And so this morning, Ellie had sat in the backseat of the car as it flew down the expressway, singing quietly under her breath as the other three girls shouted the words to song after song, the music so loud it made the doors vibrate. When they reached the city—a jagged landscape of buildings so striking that Ellie forgot to be self-conscious for a moment, pressing her forehead against the window with wide eyes—they dropped their bags at Lauren’s apartment, in a building that looked like a museum. The living room alone was bigger than an entire floor of Ellie’s house.
Afterward, they spent a few hours shopping on Fifth Avenue—which for Ellie turned out to be an exhausting exercise in trying not to look too shocked by the prices—and then went to the Museum of Modern Art, where she pretended to appreciate a series of paintings that looked as if they’d been done by a four-year-old.
By the time they started walking back across town, on their way to dinner at an Asian fusion restaurant that Lauren and Kara and Sprague were apparently desperate to try, the sky was dusky and pale, the light of the buildings already starting to glow. Ellie could no longer hide the fact that she was lagging behind the others. Being with them felt a little like being on camera for an extended period of time, and trying to maintain a brighter, cheerier, cooler version of herself for so long was completely draining.
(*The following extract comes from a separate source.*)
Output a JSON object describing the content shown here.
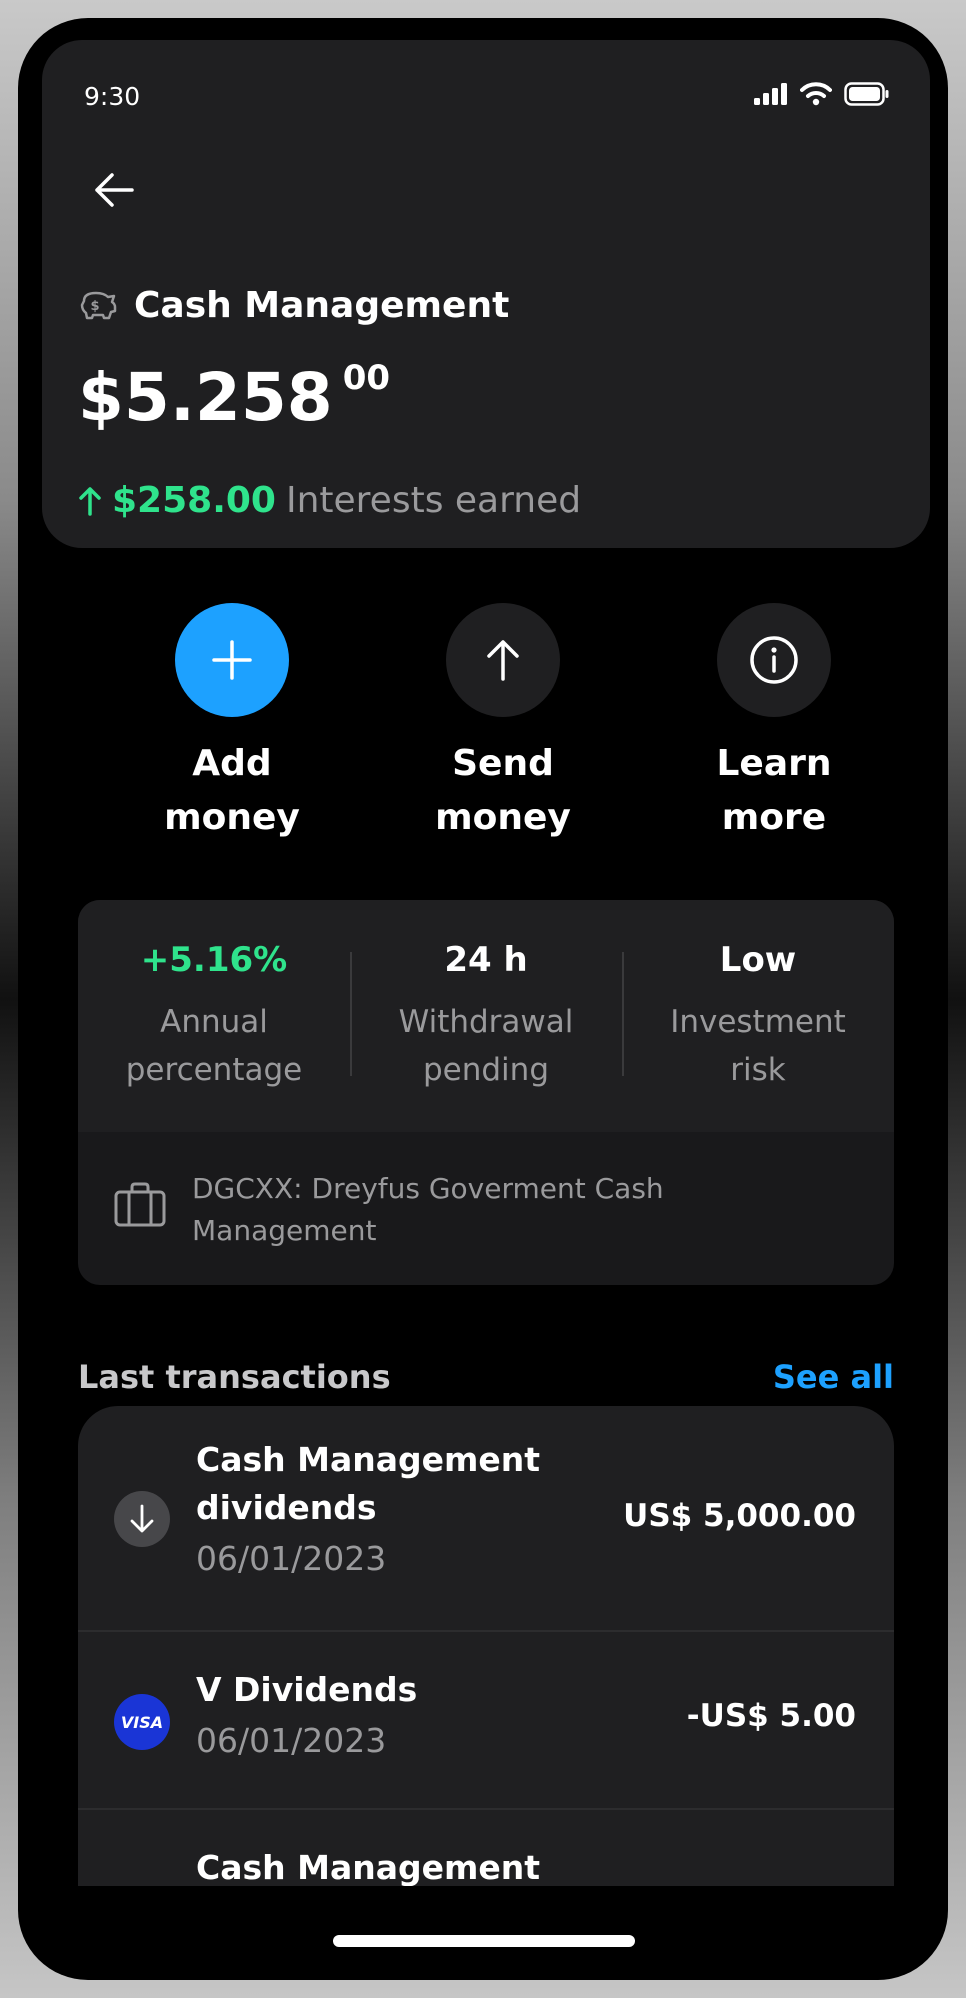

All she wanted to do was sit down in a dark restaurant and eat her noodles while the others talked.
But as they neared the corner of Fifty-Fourth and Sixth, they saw a series of blue police barricades cordoning off the street, and beyond that an enormous crowd gathered beneath an old-fashioned marquee that read
in sweeping letters.
“Must be a premiere,” Lauren said before they’d even crossed the street, and Kara’s face lit up as she stepped off the curb, already moving in that direction.
“I wonder what movie it is,” she said, but somehow Ellie already knew.